[Dataset excerpts]

^^^^^^^^^^^^^^^^

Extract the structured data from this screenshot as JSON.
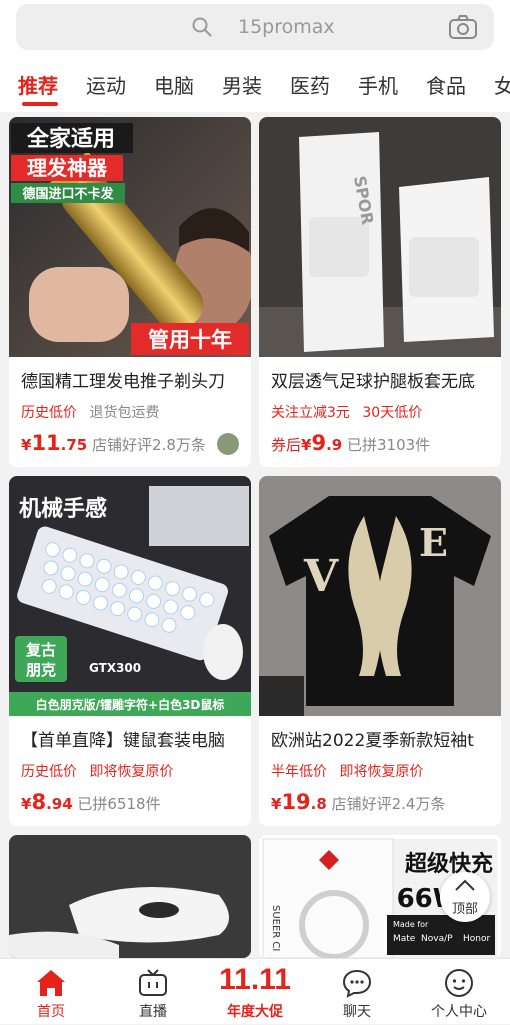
{
  "search": {
    "query": "15promax"
  },
  "tabs": [
    {
      "label": "推荐"
    },
    {
      "label": "运动"
    },
    {
      "label": "电脑"
    },
    {
      "label": "男装"
    },
    {
      "label": "医药"
    },
    {
      "label": "手机"
    },
    {
      "label": "食品"
    },
    {
      "label": "女"
    }
  ],
  "products": [
    {
      "img_text": [
        "全家适用",
        "理发神器",
        "德国进口不卡发",
        "管用十年"
      ],
      "title": "德国精工理发电推子剃头刀",
      "tag_red": "历史低价",
      "tag_grey": "退货包运费",
      "price_prefix": "",
      "currency": "¥",
      "price_int": "11",
      "price_dec": ".75",
      "meta": "店铺好评2.8万条"
    },
    {
      "img_text": [
        "SPOR"
      ],
      "title": "双层透气足球护腿板套无底",
      "tag_red": "关注立减3元",
      "tag_red2": "30天低价",
      "price_prefix": "券后",
      "currency": "¥",
      "price_int": "9",
      "price_dec": ".9",
      "meta": "已拼3103件"
    },
    {
      "img_text": [
        "机械手感",
        "复古",
        "朋克",
        "GTX300",
        "白色朋克版/镭雕字符+白色3D鼠标"
      ],
      "title": "【首单直降】键鼠套装电脑",
      "tag_red": "历史低价",
      "tag_red2": "即将恢复原价",
      "price_prefix": "",
      "currency": "¥",
      "price_int": "8",
      "price_dec": ".94",
      "meta": "已拼6518件"
    },
    {
      "img_text": [
        "V",
        "E"
      ],
      "title": "欧洲站2022夏季新款短袖t",
      "tag_red": "半年低价",
      "tag_red2": "即将恢复原价",
      "price_prefix": "",
      "currency": "¥",
      "price_int": "19",
      "price_dec": ".8",
      "meta": "店铺好评2.4万条"
    },
    {
      "img_text": []
    },
    {
      "img_text": [
        "超级快充",
        "66W",
        "SUEER CI",
        "Made for",
        "Mate",
        "Nova/P",
        "Honor"
      ]
    }
  ],
  "back_to_top": "顶部",
  "bottom_nav": [
    {
      "label": "首页",
      "icon": "home-icon"
    },
    {
      "label": "直播",
      "icon": "tv-icon"
    },
    {
      "label": "年度大促",
      "big": "11.11"
    },
    {
      "label": "聊天",
      "icon": "chat-icon"
    },
    {
      "label": "个人中心",
      "icon": "user-icon"
    }
  ],
  "colors": {
    "accent": "#e5231b"
  }
}
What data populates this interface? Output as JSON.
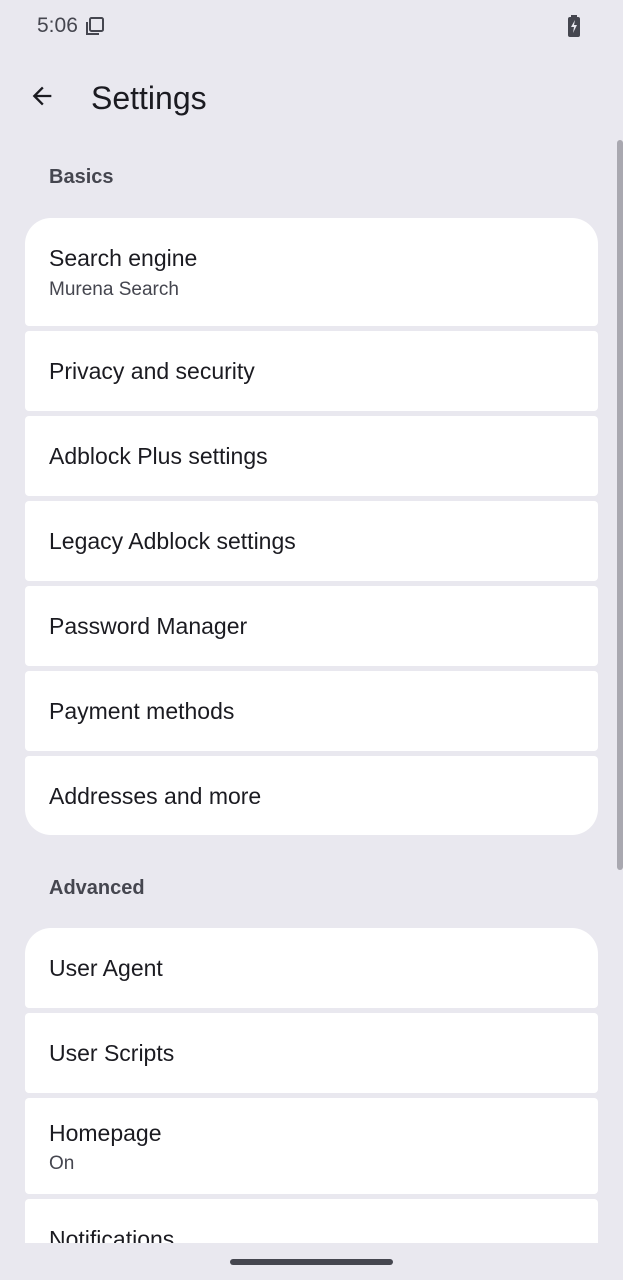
{
  "status_bar": {
    "time": "5:06",
    "notification_icon": "screenshot-notification-icon",
    "battery_icon": "battery-charging-icon"
  },
  "header": {
    "title": "Settings",
    "back_icon": "arrow-back-icon"
  },
  "sections": {
    "basics": {
      "header": "Basics",
      "items": [
        {
          "title": "Search engine",
          "summary": "Murena Search"
        },
        {
          "title": "Privacy and security"
        },
        {
          "title": "Adblock Plus settings"
        },
        {
          "title": "Legacy Adblock settings"
        },
        {
          "title": "Password Manager"
        },
        {
          "title": "Payment methods"
        },
        {
          "title": "Addresses and more"
        }
      ]
    },
    "advanced": {
      "header": "Advanced",
      "items": [
        {
          "title": "User Agent"
        },
        {
          "title": "User Scripts"
        },
        {
          "title": "Homepage",
          "summary": "On"
        },
        {
          "title": "Notifications"
        }
      ]
    }
  },
  "colors": {
    "background": "#E9E8EF",
    "surface": "#FFFFFF",
    "text_primary": "#1B1B21",
    "text_secondary": "#45464F"
  }
}
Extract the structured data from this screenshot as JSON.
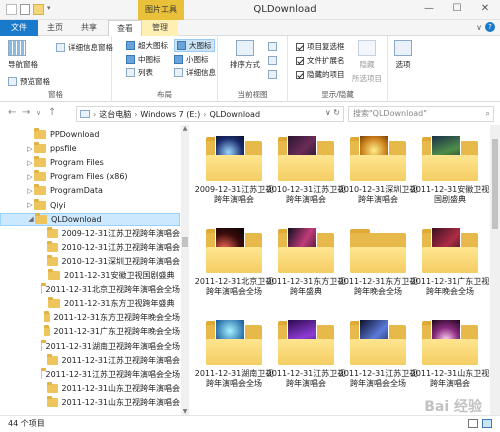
{
  "window": {
    "title": "QLDownload",
    "picture_tools": "图片工具",
    "min": "—",
    "max": "☐",
    "close": "✕"
  },
  "tabs": {
    "file": "文件",
    "home": "主页",
    "share": "共享",
    "view": "查看",
    "manage": "管理"
  },
  "ribbon": {
    "panes": {
      "label": "窗格",
      "nav_pane": "导航窗格",
      "preview_pane": "预览窗格",
      "details_pane": "详细信息窗格"
    },
    "layout": {
      "label": "布局",
      "extra_large": "超大图标",
      "large": "大图标",
      "medium": "中图标",
      "small": "小图标",
      "list": "列表",
      "details": "详细信息"
    },
    "current_view": {
      "label": "当前视图",
      "sort_by": "排序方式"
    },
    "show_hide": {
      "label": "显示/隐藏",
      "item_checkboxes": "项目复选框",
      "file_extensions": "文件扩展名",
      "hidden_items": "隐藏的项目",
      "hide_selected_1": "隐藏",
      "hide_selected_2": "所选项目"
    },
    "options": "选项"
  },
  "addressbar": {
    "path": [
      "这台电脑",
      "Windows 7 (E:)",
      "QLDownload"
    ],
    "search_placeholder": "搜索\"QLDownload\""
  },
  "tree": {
    "items": [
      {
        "label": "PPDownload",
        "expand": ""
      },
      {
        "label": "ppsfile",
        "expand": "▷"
      },
      {
        "label": "Program Files",
        "expand": "▷"
      },
      {
        "label": "Program Files (x86)",
        "expand": "▷"
      },
      {
        "label": "ProgramData",
        "expand": "▷"
      },
      {
        "label": "Qiyi",
        "expand": "▷"
      },
      {
        "label": "QLDownload",
        "expand": "◢"
      },
      {
        "label": "2009-12-31江苏卫视跨年演唱会",
        "expand": ""
      },
      {
        "label": "2010-12-31江苏卫视跨年演唱会",
        "expand": ""
      },
      {
        "label": "2010-12-31深圳卫视跨年演唱会",
        "expand": ""
      },
      {
        "label": "2011-12-31安徽卫视国剧盛典",
        "expand": ""
      },
      {
        "label": "2011-12-31北京卫视跨年演唱会全场",
        "expand": ""
      },
      {
        "label": "2011-12-31东方卫视跨年盛典",
        "expand": ""
      },
      {
        "label": "2011-12-31东方卫视跨年晚会全场",
        "expand": ""
      },
      {
        "label": "2011-12-31广东卫视跨年晚会全场",
        "expand": ""
      },
      {
        "label": "2011-12-31湖南卫视跨年演唱会全场",
        "expand": ""
      },
      {
        "label": "2011-12-31江苏卫视跨年演唱会",
        "expand": ""
      },
      {
        "label": "2011-12-31江苏卫视跨年演唱会全场",
        "expand": ""
      },
      {
        "label": "2011-12-31山东卫视跨年演唱会",
        "expand": ""
      },
      {
        "label": "2011-12-31山东卫视跨年演唱会",
        "expand": ""
      }
    ]
  },
  "content": {
    "folders": [
      {
        "label": "2009-12-31江苏卫视跨年演唱会",
        "img": "img-1"
      },
      {
        "label": "2010-12-31江苏卫视跨年演唱会",
        "img": "img-2"
      },
      {
        "label": "2010-12-31深圳卫视跨年演唱会",
        "img": "img-3"
      },
      {
        "label": "2011-12-31安徽卫视国剧盛典",
        "img": "img-4"
      },
      {
        "label": "2011-12-31北京卫视跨年演唱会全场",
        "img": "img-5"
      },
      {
        "label": "2011-12-31东方卫视跨年盛典",
        "img": "img-6"
      },
      {
        "label": "2011-12-31东方卫视跨年晚会全场",
        "img": ""
      },
      {
        "label": "2011-12-31广东卫视跨年晚会全场",
        "img": "img-7"
      },
      {
        "label": "2011-12-31湖南卫视跨年演唱会全场",
        "img": "img-8"
      },
      {
        "label": "2011-12-31江苏卫视跨年演唱会",
        "img": "img-9"
      },
      {
        "label": "2011-12-31江苏卫视跨年演唱会全场",
        "img": "img-10"
      },
      {
        "label": "2011-12-31山东卫视跨年演唱会",
        "img": "img-11"
      }
    ]
  },
  "status": {
    "count": "44 个项目"
  },
  "watermark": "Bai 经验"
}
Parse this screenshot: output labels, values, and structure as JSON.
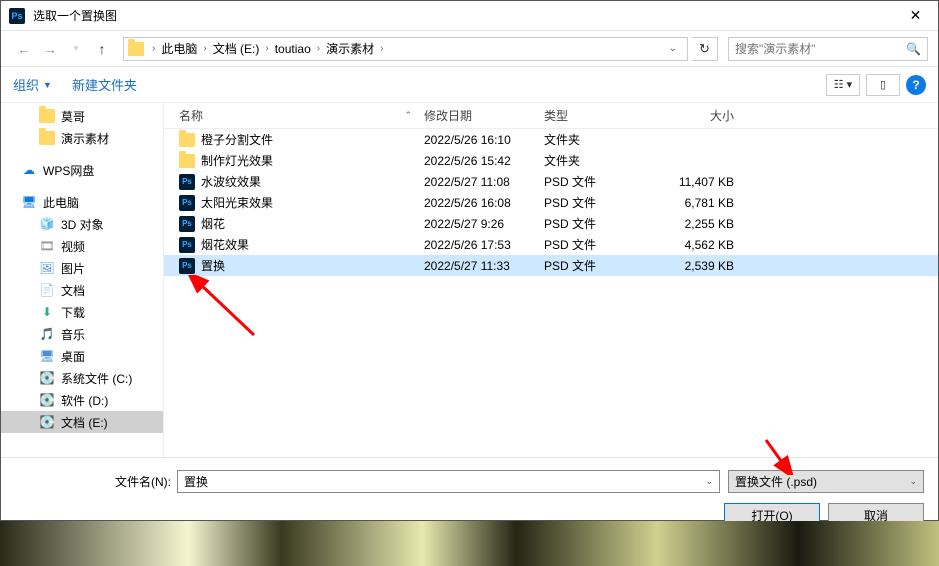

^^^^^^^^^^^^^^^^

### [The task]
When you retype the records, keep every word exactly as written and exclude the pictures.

### [Solution for this problem]
Extract the structured data from this screenshot as JSON.
{
  "search": {
    "query": "15promax"
  },
  "tabs": [
    {
      "label": "推荐"
    },
    {
      "label": "运动"
    },
    {
      "label": "电脑"
    },
    {
      "label": "男装"
    },
    {
      "label": "医药"
    },
    {
      "label": "手机"
    },
    {
      "label": "食品"
    },
    {
      "label": "女"
    }
  ],
  "products": [
    {
      "img_text": [
        "全家适用",
        "理发神器",
        "德国进口不卡发",
        "管用十年"
      ],
      "title": "德国精工理发电推子剃头刀",
      "tag_red": "历史低价",
      "tag_grey": "退货包运费",
      "price_prefix": "",
      "currency": "¥",
      "price_int": "11",
      "price_dec": ".75",
      "meta": "店铺好评2.8万条"
    },
    {
      "img_text": [
        "SPOR"
      ],
      "title": "双层透气足球护腿板套无底",
      "tag_red": "关注立减3元",
      "tag_red2": "30天低价",
      "price_prefix": "券后",
      "currency": "¥",
      "price_int": "9",
      "price_dec": ".9",
      "meta": "已拼3103件"
    },
    {
      "img_text": [
        "机械手感",
        "复古",
        "朋克",
        "GTX300",
        "白色朋克版/镭雕字符+白色3D鼠标"
      ],
      "title": "【首单直降】键鼠套装电脑",
      "tag_red": "历史低价",
      "tag_red2": "即将恢复原价",
      "price_prefix": "",
      "currency": "¥",
      "price_int": "8",
      "price_dec": ".94",
      "meta": "已拼6518件"
    },
    {
      "img_text": [
        "V",
        "E"
      ],
      "title": "欧洲站2022夏季新款短袖t",
      "tag_red": "半年低价",
      "tag_red2": "即将恢复原价",
      "price_prefix": "",
      "currency": "¥",
      "price_int": "19",
      "price_dec": ".8",
      "meta": "店铺好评2.4万条"
    },
    {
      "img_text": []
    },
    {
      "img_text": [
        "超级快充",
        "66W",
        "SUEER CI",
        "Made for",
        "Mate",
        "Nova/P",
        "Honor"
      ]
    }
  ],
  "back_to_top": "顶部",
  "bottom_nav": [
    {
      "label": "首页",
      "icon": "home-icon"
    },
    {
      "label": "直播",
      "icon": "tv-icon"
    },
    {
      "label": "年度大促",
      "big": "11.11"
    },
    {
      "label": "聊天",
      "icon": "chat-icon"
    },
    {
      "label": "个人中心",
      "icon": "user-icon"
    }
  ],
  "colors": {
    "accent": "#e5231b"
  }
}
What data populates this interface? Output as JSON.
{
  "status_bar": {
    "time": "5:06",
    "notification_icon": "screenshot-notification-icon",
    "battery_icon": "battery-charging-icon"
  },
  "header": {
    "title": "Settings",
    "back_icon": "arrow-back-icon"
  },
  "sections": {
    "basics": {
      "header": "Basics",
      "items": [
        {
          "title": "Search engine",
          "summary": "Murena Search"
        },
        {
          "title": "Privacy and security"
        },
        {
          "title": "Adblock Plus settings"
        },
        {
          "title": "Legacy Adblock settings"
        },
        {
          "title": "Password Manager"
        },
        {
          "title": "Payment methods"
        },
        {
          "title": "Addresses and more"
        }
      ]
    },
    "advanced": {
      "header": "Advanced",
      "items": [
        {
          "title": "User Agent"
        },
        {
          "title": "User Scripts"
        },
        {
          "title": "Homepage",
          "summary": "On"
        },
        {
          "title": "Notifications"
        }
      ]
    }
  },
  "colors": {
    "background": "#E9E8EF",
    "surface": "#FFFFFF",
    "text_primary": "#1B1B21",
    "text_secondary": "#45464F"
  }
}
Extract the structured data from this screenshot as JSON.
{
  "window": {
    "title": "QLDownload",
    "picture_tools": "图片工具",
    "min": "—",
    "max": "☐",
    "close": "✕"
  },
  "tabs": {
    "file": "文件",
    "home": "主页",
    "share": "共享",
    "view": "查看",
    "manage": "管理"
  },
  "ribbon": {
    "panes": {
      "label": "窗格",
      "nav_pane": "导航窗格",
      "preview_pane": "预览窗格",
      "details_pane": "详细信息窗格"
    },
    "layout": {
      "label": "布局",
      "extra_large": "超大图标",
      "large": "大图标",
      "medium": "中图标",
      "small": "小图标",
      "list": "列表",
      "details": "详细信息"
    },
    "current_view": {
      "label": "当前视图",
      "sort_by": "排序方式"
    },
    "show_hide": {
      "label": "显示/隐藏",
      "item_checkboxes": "项目复选框",
      "file_extensions": "文件扩展名",
      "hidden_items": "隐藏的项目",
      "hide_selected_1": "隐藏",
      "hide_selected_2": "所选项目"
    },
    "options": "选项"
  },
  "addressbar": {
    "path": [
      "这台电脑",
      "Windows 7 (E:)",
      "QLDownload"
    ],
    "search_placeholder": "搜索\"QLDownload\""
  },
  "tree": {
    "items": [
      {
        "label": "PPDownload",
        "expand": ""
      },
      {
        "label": "ppsfile",
        "expand": "▷"
      },
      {
        "label": "Program Files",
        "expand": "▷"
      },
      {
        "label": "Program Files (x86)",
        "expand": "▷"
      },
      {
        "label": "ProgramData",
        "expand": "▷"
      },
      {
        "label": "Qiyi",
        "expand": "▷"
      },
      {
        "label": "QLDownload",
        "expand": "◢"
      },
      {
        "label": "2009-12-31江苏卫视跨年演唱会",
        "expand": ""
      },
      {
        "label": "2010-12-31江苏卫视跨年演唱会",
        "expand": ""
      },
      {
        "label": "2010-12-31深圳卫视跨年演唱会",
        "expand": ""
      },
      {
        "label": "2011-12-31安徽卫视国剧盛典",
        "expand": ""
      },
      {
        "label": "2011-12-31北京卫视跨年演唱会全场",
        "expand": ""
      },
      {
        "label": "2011-12-31东方卫视跨年盛典",
        "expand": ""
      },
      {
        "label": "2011-12-31东方卫视跨年晚会全场",
        "expand": ""
      },
      {
        "label": "2011-12-31广东卫视跨年晚会全场",
        "expand": ""
      },
      {
        "label": "2011-12-31湖南卫视跨年演唱会全场",
        "expand": ""
      },
      {
        "label": "2011-12-31江苏卫视跨年演唱会",
        "expand": ""
      },
      {
        "label": "2011-12-31江苏卫视跨年演唱会全场",
        "expand": ""
      },
      {
        "label": "2011-12-31山东卫视跨年演唱会",
        "expand": ""
      },
      {
        "label": "2011-12-31山东卫视跨年演唱会",
        "expand": ""
      }
    ]
  },
  "content": {
    "folders": [
      {
        "label": "2009-12-31江苏卫视跨年演唱会",
        "img": "img-1"
      },
      {
        "label": "2010-12-31江苏卫视跨年演唱会",
        "img": "img-2"
      },
      {
        "label": "2010-12-31深圳卫视跨年演唱会",
        "img": "img-3"
      },
      {
        "label": "2011-12-31安徽卫视国剧盛典",
        "img": "img-4"
      },
      {
        "label": "2011-12-31北京卫视跨年演唱会全场",
        "img": "img-5"
      },
      {
        "label": "2011-12-31东方卫视跨年盛典",
        "img": "img-6"
      },
      {
        "label": "2011-12-31东方卫视跨年晚会全场",
        "img": ""
      },
      {
        "label": "2011-12-31广东卫视跨年晚会全场",
        "img": "img-7"
      },
      {
        "label": "2011-12-31湖南卫视跨年演唱会全场",
        "img": "img-8"
      },
      {
        "label": "2011-12-31江苏卫视跨年演唱会",
        "img": "img-9"
      },
      {
        "label": "2011-12-31江苏卫视跨年演唱会全场",
        "img": "img-10"
      },
      {
        "label": "2011-12-31山东卫视跨年演唱会",
        "img": "img-11"
      }
    ]
  },
  "status": {
    "count": "44 个项目"
  },
  "watermark": "Bai 经验"
}
Parse this screenshot: output labels, values, and structure as JSON.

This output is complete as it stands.